[Web page and app entries]

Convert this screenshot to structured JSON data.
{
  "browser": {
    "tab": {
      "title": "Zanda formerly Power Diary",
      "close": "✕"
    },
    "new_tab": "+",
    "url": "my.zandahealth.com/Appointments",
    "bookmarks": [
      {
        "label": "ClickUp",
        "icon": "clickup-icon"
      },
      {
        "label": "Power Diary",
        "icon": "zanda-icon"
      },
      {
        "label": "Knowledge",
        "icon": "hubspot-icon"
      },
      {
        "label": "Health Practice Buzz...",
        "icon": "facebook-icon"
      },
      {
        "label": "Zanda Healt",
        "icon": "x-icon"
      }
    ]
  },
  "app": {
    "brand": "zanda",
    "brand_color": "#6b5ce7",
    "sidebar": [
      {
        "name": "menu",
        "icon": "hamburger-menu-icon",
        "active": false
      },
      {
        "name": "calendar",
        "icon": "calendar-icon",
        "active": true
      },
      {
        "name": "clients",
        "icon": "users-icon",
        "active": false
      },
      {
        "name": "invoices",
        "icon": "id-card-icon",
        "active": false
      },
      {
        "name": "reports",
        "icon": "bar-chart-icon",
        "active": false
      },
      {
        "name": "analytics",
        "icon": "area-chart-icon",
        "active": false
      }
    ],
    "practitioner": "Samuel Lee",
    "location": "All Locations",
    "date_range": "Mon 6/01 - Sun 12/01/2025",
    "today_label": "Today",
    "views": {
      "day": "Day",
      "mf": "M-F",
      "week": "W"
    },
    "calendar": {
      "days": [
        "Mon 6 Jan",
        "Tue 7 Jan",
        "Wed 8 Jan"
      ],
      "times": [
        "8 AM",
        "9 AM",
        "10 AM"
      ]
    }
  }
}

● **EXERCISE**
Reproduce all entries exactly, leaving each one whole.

● **TASK RESPONSE**
Convert this screenshot to structured JSON data.
{
  "browser": {
    "tab": {
      "title": "Zanda formerly Power Diary",
      "close": "✕"
    },
    "new_tab": "+",
    "url": "my.zandahealth.com/Appointments",
    "bookmarks": [
      {
        "label": "ClickUp",
        "icon": "clickup-icon"
      },
      {
        "label": "Power Diary",
        "icon": "zanda-icon"
      },
      {
        "label": "Knowledge",
        "icon": "hubspot-icon"
      },
      {
        "label": "Health Practice Buzz...",
        "icon": "facebook-icon"
      },
      {
        "label": "Zanda Healt",
        "icon": "x-icon"
      }
    ]
  },
  "app": {
    "brand": "zanda",
    "brand_color": "#6b5ce7",
    "sidebar": [
      {
        "name": "menu",
        "icon": "hamburger-menu-icon",
        "active": false
      },
      {
        "name": "calendar",
        "icon": "calendar-icon",
        "active": true
      },
      {
        "name": "clients",
        "icon": "users-icon",
        "active": false
      },
      {
        "name": "invoices",
        "icon": "id-card-icon",
        "active": false
      },
      {
        "name": "reports",
        "icon": "bar-chart-icon",
        "active": false
      },
      {
        "name": "analytics",
        "icon": "area-chart-icon",
        "active": false
      }
    ],
    "practitioner": "Samuel Lee",
    "location": "All Locations",
    "date_range": "Mon 6/01 - Sun 12/01/2025",
    "today_label": "Today",
    "views": {
      "day": "Day",
      "mf": "M-F",
      "week": "W"
    },
    "calendar": {
      "days": [
        "Mon 6 Jan",
        "Tue 7 Jan",
        "Wed 8 Jan"
      ],
      "times": [
        "8 AM",
        "9 AM",
        "10 AM"
      ]
    }
  }
}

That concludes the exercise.